“Passengers seated next to the window may be the least likely to pick up the virus from an infected person onboard, as people in the window seat move about the cabin less often and come into contact with fewer people passing in the aisles.”
Australian citizens and residents returning from China have been told to self-isolate for 14 days.
Evacuation missions are underway for approved Australians, with two Australian government-funded flights out of China thus far. The second flight to assist the departure of Australians from Wuhan arrived in Darwin on 9 February.
Australian coronavirus patients
The Australian Government Department of Health is monitoring the spread of coronavirus in Australia, with daily updates published here.
As at 06:00 hrs on 10 February 2020, the Australian Government Department of Health had confirmed 15 cases of novel coronavirus in Australia.

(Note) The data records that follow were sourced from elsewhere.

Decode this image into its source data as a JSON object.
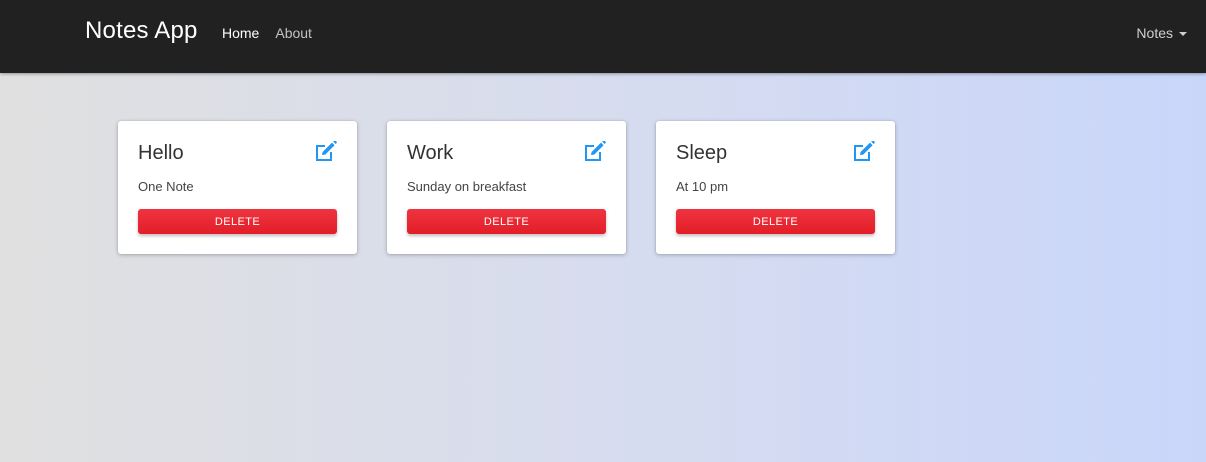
{
  "navbar": {
    "brand": "Notes App",
    "links": [
      {
        "label": "Home",
        "active": true
      },
      {
        "label": "About",
        "active": false
      }
    ],
    "dropdown_label": "Notes"
  },
  "notes": [
    {
      "title": "Hello",
      "text": "One Note",
      "delete_label": "DELETE",
      "edit_icon": "edit-icon"
    },
    {
      "title": "Work",
      "text": "Sunday on breakfast",
      "delete_label": "DELETE",
      "edit_icon": "edit-icon"
    },
    {
      "title": "Sleep",
      "text": "At 10 pm",
      "delete_label": "DELETE",
      "edit_icon": "edit-icon"
    }
  ],
  "colors": {
    "navbar_bg": "#212121",
    "accent_blue": "#2196f3",
    "delete_red": "#e8262f"
  }
}
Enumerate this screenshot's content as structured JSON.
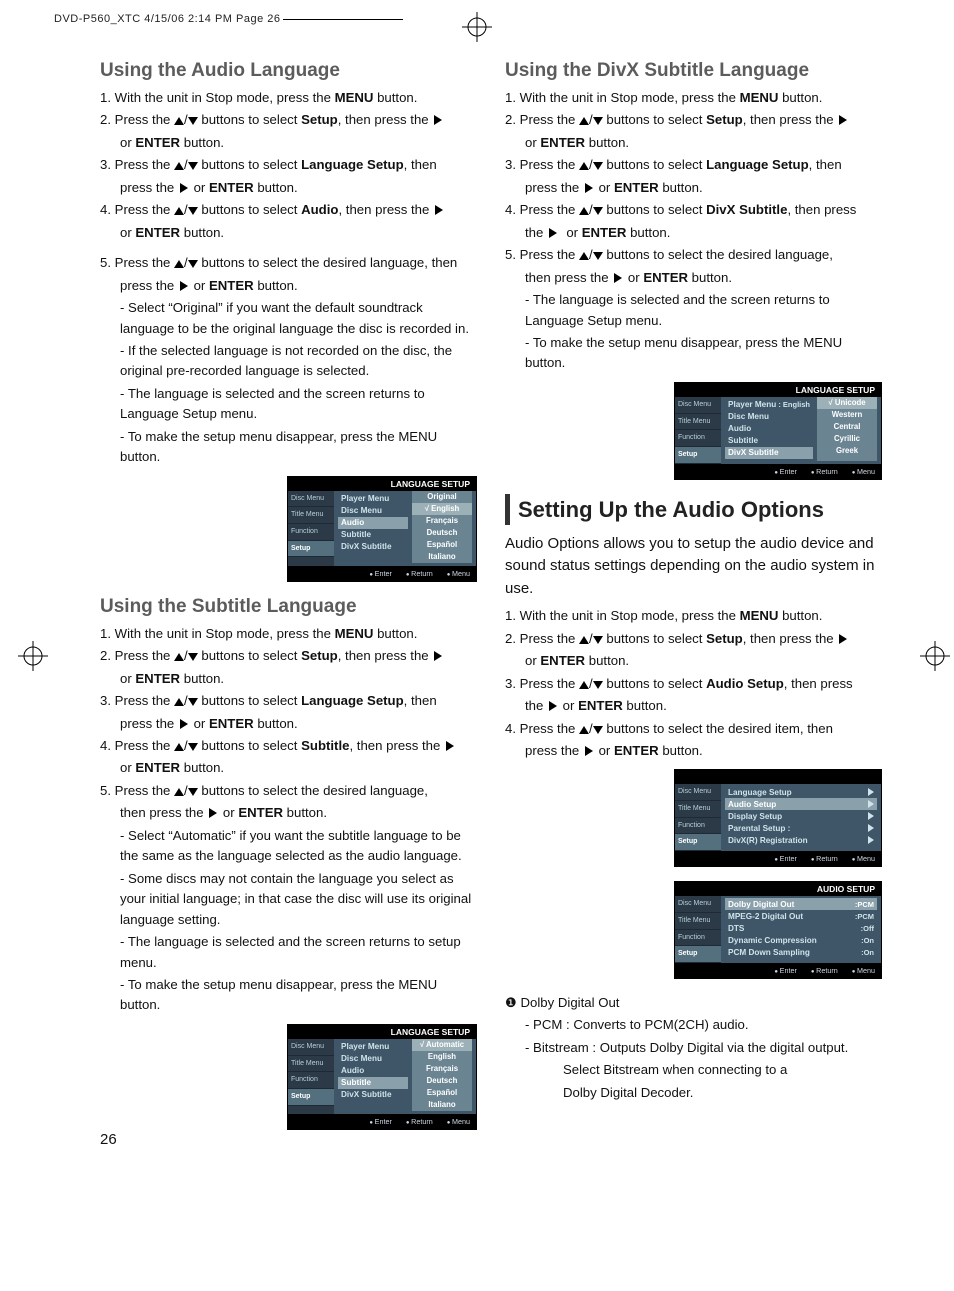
{
  "slug": "DVD-P560_XTC  4/15/06  2:14 PM  Page 26",
  "page_number": "26",
  "left": {
    "h_audio": "Using the Audio Language",
    "audio_steps": [
      {
        "pre": "1. With the unit in Stop mode, press the ",
        "bold": "MENU",
        "post": " button."
      },
      {
        "pre": "2. Press the ",
        "mid": " buttons to select ",
        "bold": "Setup",
        "post": ", then press the "
      },
      {
        "enter": "ENTER",
        "or": "or ",
        "tail": " button."
      },
      {
        "pre": "3. Press the ",
        "mid": " buttons to select ",
        "bold": "Language Setup",
        "post": ", then"
      },
      {
        "sub": "press the ",
        "enter": "ENTER",
        "or": " or ",
        "tail": " button."
      },
      {
        "pre": "4. Press the ",
        "mid": " buttons to select ",
        "bold": "Audio",
        "post": ", then press the "
      },
      {
        "enter": "ENTER",
        "or": "or ",
        "tail": " button."
      },
      {
        "pre": "5. Press the ",
        "mid": " buttons to select the desired language, then"
      },
      {
        "sub": "press the ",
        "enter": "ENTER",
        "or": " or ",
        "tail": " button."
      }
    ],
    "audio_notes": [
      "- Select “Original” if you want the default soundtrack language to be the original language the disc is recorded in.",
      "- If the selected language is not recorded on the disc, the original pre-recorded language is selected.",
      "- The language is selected and the screen returns to Language Setup menu.",
      "- To make the setup menu disappear, press the MENU button."
    ],
    "h_subtitle": "Using the Subtitle Language",
    "sub_notes": [
      "- Select “Automatic” if you want the subtitle  language to be the same as the language selected as the audio language.",
      "- Some discs may not contain the language you select as your initial language; in that case the disc will use its original language setting.",
      "- The language is selected and the screen returns to setup menu.",
      "- To make the setup menu disappear, press the MENU button."
    ]
  },
  "right": {
    "h_divx": "Using the DivX Subtitle Language",
    "divx_notes": [
      "- The language is selected and the screen returns to Language Setup menu.",
      "- To make the setup menu disappear, press the MENU button."
    ],
    "h_audioopt": "Setting Up the Audio Options",
    "audioopt_intro": "Audio Options allows you to setup the audio device and sound status settings depending on the audio system in use.",
    "dolby_label": "Dolby Digital Out",
    "dolby_pcm": "- PCM : Converts to PCM(2CH) audio.",
    "dolby_bit1": "- Bitstream : Outputs Dolby Digital via the digital output.",
    "dolby_bit2": "Select Bitstream when connecting to a",
    "dolby_bit3": "Dolby Digital Decoder."
  },
  "osd": {
    "title_lang": "LANGUAGE SETUP",
    "tabs": [
      "Disc Menu",
      "Title Menu",
      "Function",
      "Setup"
    ],
    "menu_items": [
      "Player Menu",
      "Disc Menu",
      "Audio",
      "Subtitle",
      "DivX Subtitle"
    ],
    "popup_audio": [
      "Original",
      "English",
      "Français",
      "Deutsch",
      "Español",
      "Italiano"
    ],
    "popup_subtitle": [
      "Automatic",
      "English",
      "Français",
      "Deutsch",
      "Español",
      "Italiano"
    ],
    "popup_divx": [
      "Unicode",
      "Western",
      "Central",
      "Cyrillic",
      "Greek"
    ],
    "divx_player_value": ": English",
    "footer": [
      "Enter",
      "Return",
      "Menu"
    ],
    "setup_rows": [
      "Language Setup",
      "Audio Setup",
      "Display Setup",
      "Parental Setup :",
      "DivX(R) Registration"
    ],
    "title_audio": "AUDIO SETUP",
    "audio_rows": [
      [
        "Dolby Digital Out",
        ":PCM"
      ],
      [
        "MPEG-2 Digital Out",
        ":PCM"
      ],
      [
        "DTS",
        ":Off"
      ],
      [
        "Dynamic Compression",
        ":On"
      ],
      [
        "PCM Down Sampling",
        ":On"
      ]
    ]
  }
}
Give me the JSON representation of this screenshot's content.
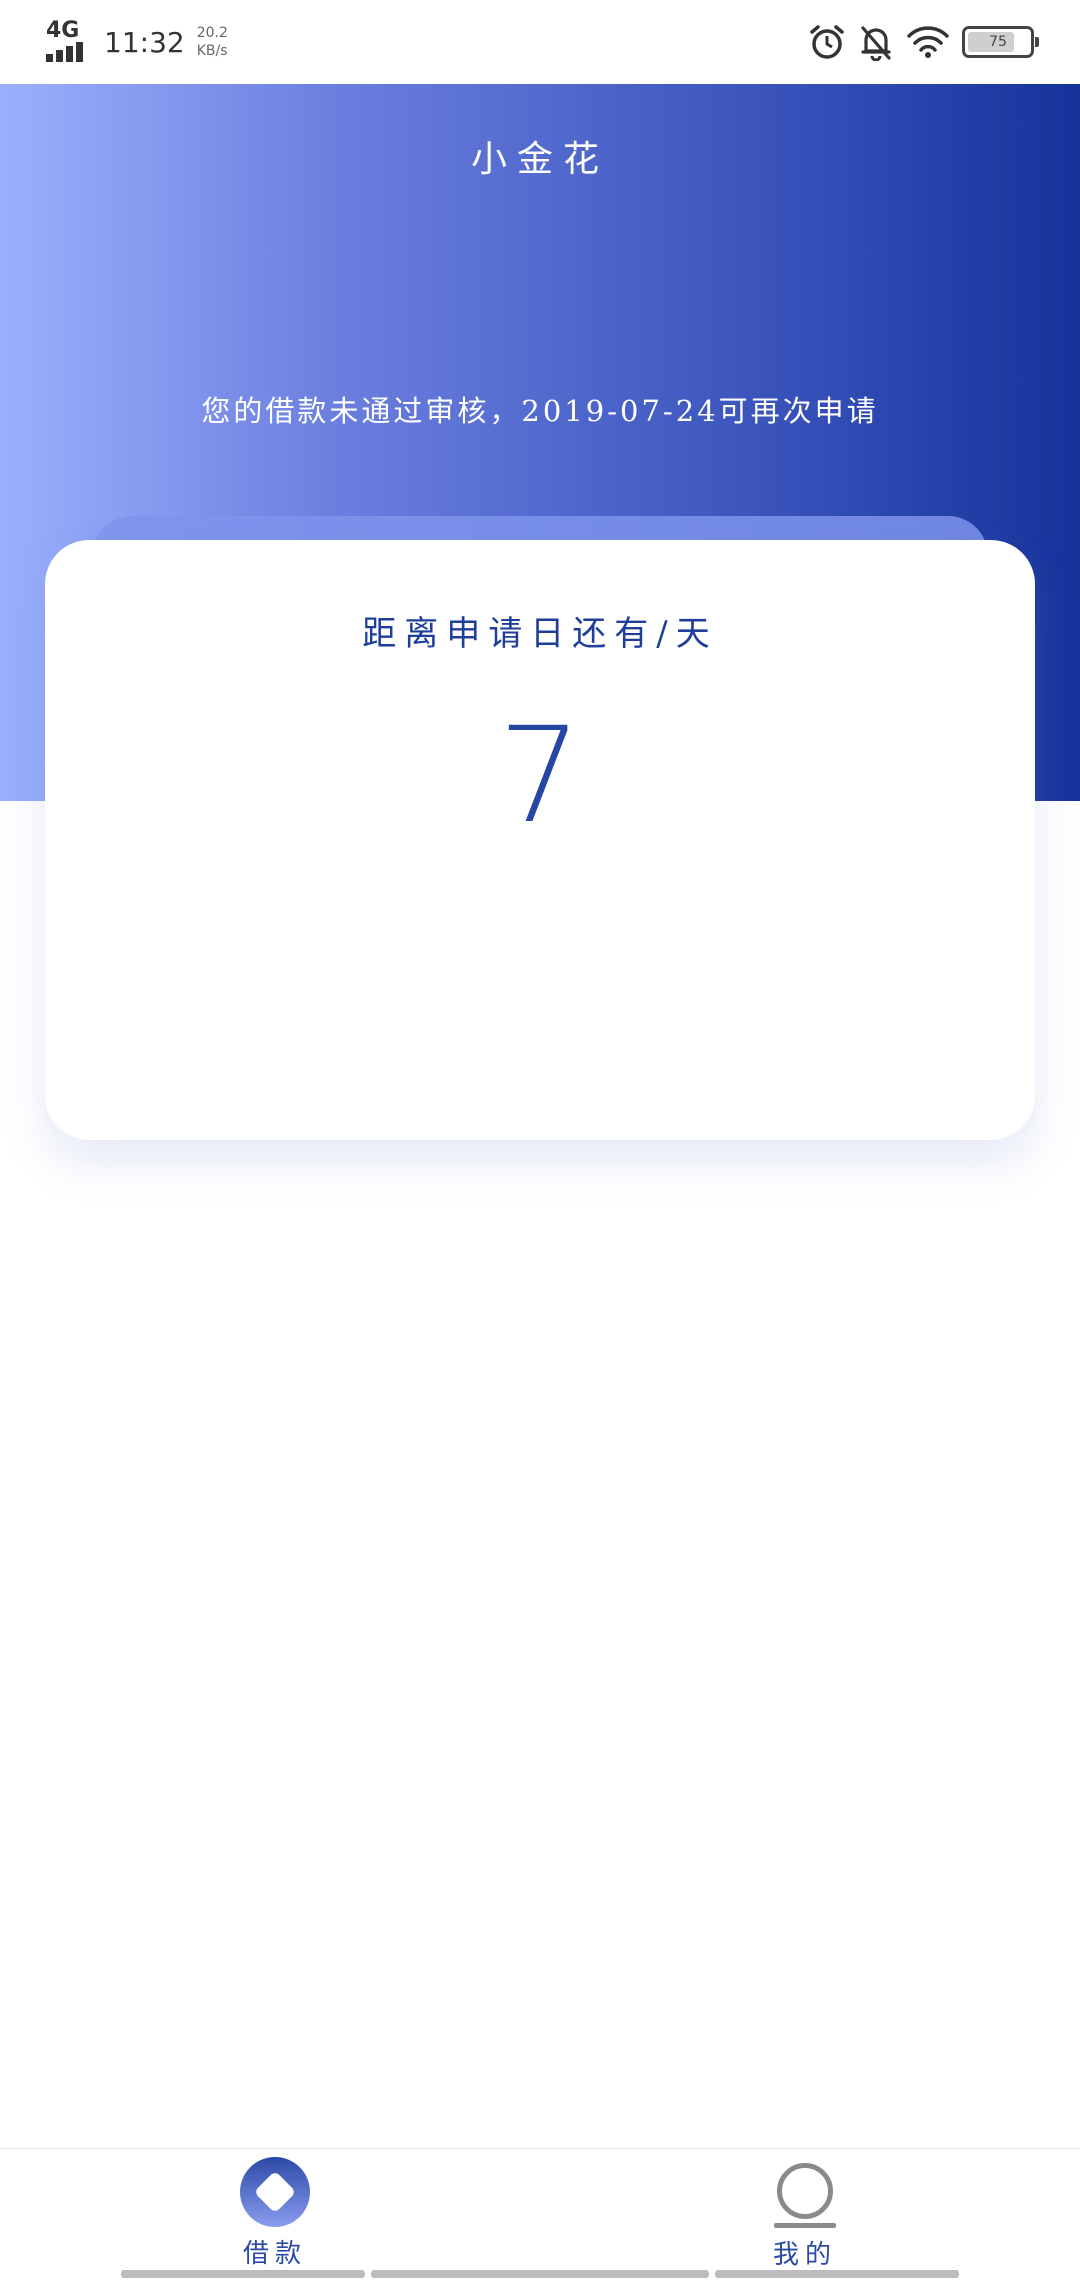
{
  "status_bar": {
    "network": "4G",
    "time": "11:32",
    "speed_value": "20.2",
    "speed_unit": "KB/s",
    "battery": "75"
  },
  "header": {
    "title": "小金花"
  },
  "notice": {
    "message": "您的借款未通过审核，2019-07-24可再次申请"
  },
  "countdown": {
    "label": "距离申请日还有/天",
    "days": "7"
  },
  "tabs": [
    {
      "label": "借款",
      "icon": "loan-diamond-icon",
      "active": true
    },
    {
      "label": "我的",
      "icon": "profile-icon",
      "active": false
    }
  ],
  "colors": {
    "accent": "#2646a3",
    "gradient_start": "#9bb0fc",
    "gradient_end": "#16339a",
    "inactive": "#8a8a8a"
  }
}
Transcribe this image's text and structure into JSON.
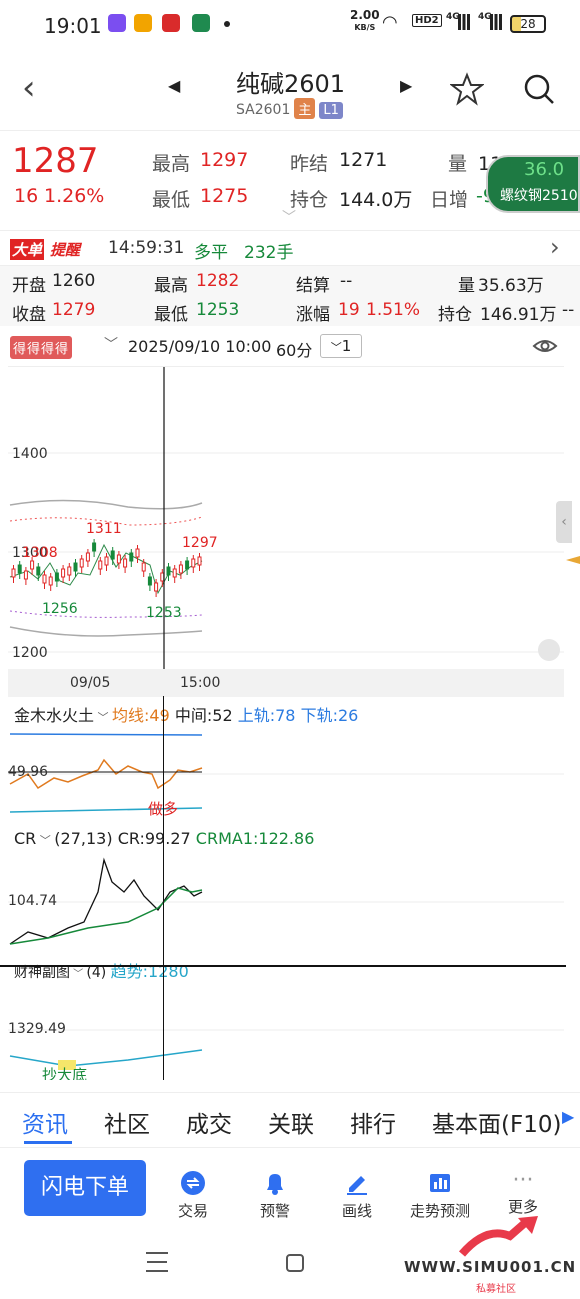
{
  "status": {
    "time": "19:01",
    "speed": "2.00",
    "speed_unit": "KB/S",
    "battery": "28",
    "net1": "4G",
    "net2": "4G",
    "hd": "HD2"
  },
  "header": {
    "title": "纯碱2601",
    "code": "SA2601",
    "tag_main": "主",
    "tag_l1": "L1"
  },
  "quote": {
    "price": "1287",
    "change": "16",
    "change_pct": "1.26%",
    "high_label": "最高",
    "high": "1297",
    "low_label": "最低",
    "low": "1275",
    "prev_label": "昨结",
    "prev": "1271",
    "oi_label": "持仓",
    "oi": "144.0万",
    "vol_label": "量",
    "vol": "110.24万",
    "daily_label": "日增",
    "daily": "-9",
    "float_value": "36.0",
    "float_name": "螺纹钢2510"
  },
  "notice": {
    "badge1": "大单",
    "badge2": "提醒",
    "time": "14:59:31",
    "action": "多平",
    "qty": "232手"
  },
  "stats": {
    "open_label": "开盘",
    "open": "1260",
    "high_label": "最高",
    "high": "1282",
    "settle_label": "结算",
    "settle": "--",
    "vol_label": "量",
    "vol": "35.63万",
    "close_label": "收盘",
    "close": "1279",
    "low_label": "最低",
    "low": "1253",
    "chg_label": "涨幅",
    "chg": "19",
    "chg_pct": "1.51%",
    "oi_label": "持仓",
    "oi": "146.91万",
    "extra": "--"
  },
  "toolbar": {
    "indicator": "得得得得",
    "datetime": "2025/09/10 10:00",
    "period": "60分",
    "count": "1"
  },
  "main_chart": {
    "y_labels": [
      "1400",
      "1300",
      "1200"
    ],
    "overlap_label": "1308",
    "ann_high": "1311",
    "ann_low": "1256",
    "ann_low2": "1253",
    "ann_last": "1297",
    "x_labels": [
      "09/05",
      "15:00"
    ]
  },
  "ind1": {
    "name": "金木水火土",
    "ma_label": "均线:49",
    "mid_label": "中间:52",
    "up_label": "上轨:78",
    "down_label": "下轨:26",
    "value": "49.96",
    "signal": "做多"
  },
  "ind2": {
    "name": "CR",
    "params": "(27,13)",
    "cr": "CR:99.27",
    "crma": "CRMA1:122.86",
    "value": "104.74"
  },
  "ind3": {
    "name": "财神副图",
    "params": "(4)",
    "trend": "趋势:1280",
    "value": "1329.49",
    "signal": "抄大底"
  },
  "tabs": [
    "资讯",
    "社区",
    "成交",
    "关联",
    "排行",
    "基本面(F10)"
  ],
  "bottom": {
    "flash_order": "闪电下单",
    "items": [
      "交易",
      "预警",
      "画线",
      "走势预测",
      "更多"
    ]
  },
  "watermark": {
    "site": "WWW.SIMU001.CN",
    "sub": "私募社区"
  },
  "colors": {
    "up": "#e02424",
    "down": "#16893a",
    "accent": "#2b6ff0",
    "orange": "#e07a1f",
    "cyan": "#26a6c9"
  }
}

All of the cases in Australia have come from Wuhan except one in NSW who had contact in China with a confirmed case in Wuhan. Of the previously reported cases, 5 have recovered. The others are in a stable condition.
For Australians in affected areas
The Australian Government advises that Australians who find themselves in China, or any location with confirmed Coronavirus cases, do the following:
- Monitor your health closely. See a healthcare professional immediately if you start feeling unwell.
- Keep a distance from sick people, especially if they have a fever, cough, or difficulty breathing.
- Wash your hands often with soap and water. Carry hand sanitiser with you and use it often.
- If you come into contact with any animals or animal products. Avoid touching your eyes, nose and mouth until you have thoroughly sanitised your hands.
- Follow the instructions of local authorities and monitor the local media.
- If you need urgent consular assistance, contact the Consular Emergency Centre on +61 2 6261 3305, text or whatsapp +61 420 269 080, or use Smartraveller’s crisis contact form.
Am I covered by my Australian travel insurance?
The coronavirus has had an unprecedented impact on global travel. For Australian travellers, there’s a range of ways that the outbreak could affect your upcoming travel plans, or trip back home to Australia.
As the Australian Government’s travel advice for China has been upgraded to ‘Do not travel‘, you may want to cancel an upcoming trip to China, or cancel a portion of your trip including flights, tours and accomodation.
You may also need to cancel or rebook air travel or other arrangements due to being quarantined or instructed to self-isolate. Or, you might need to claim medical costs due to being treated for Coronavirus.
See our guide on when you can and when you can’t claim, here.
Last updated on 03 March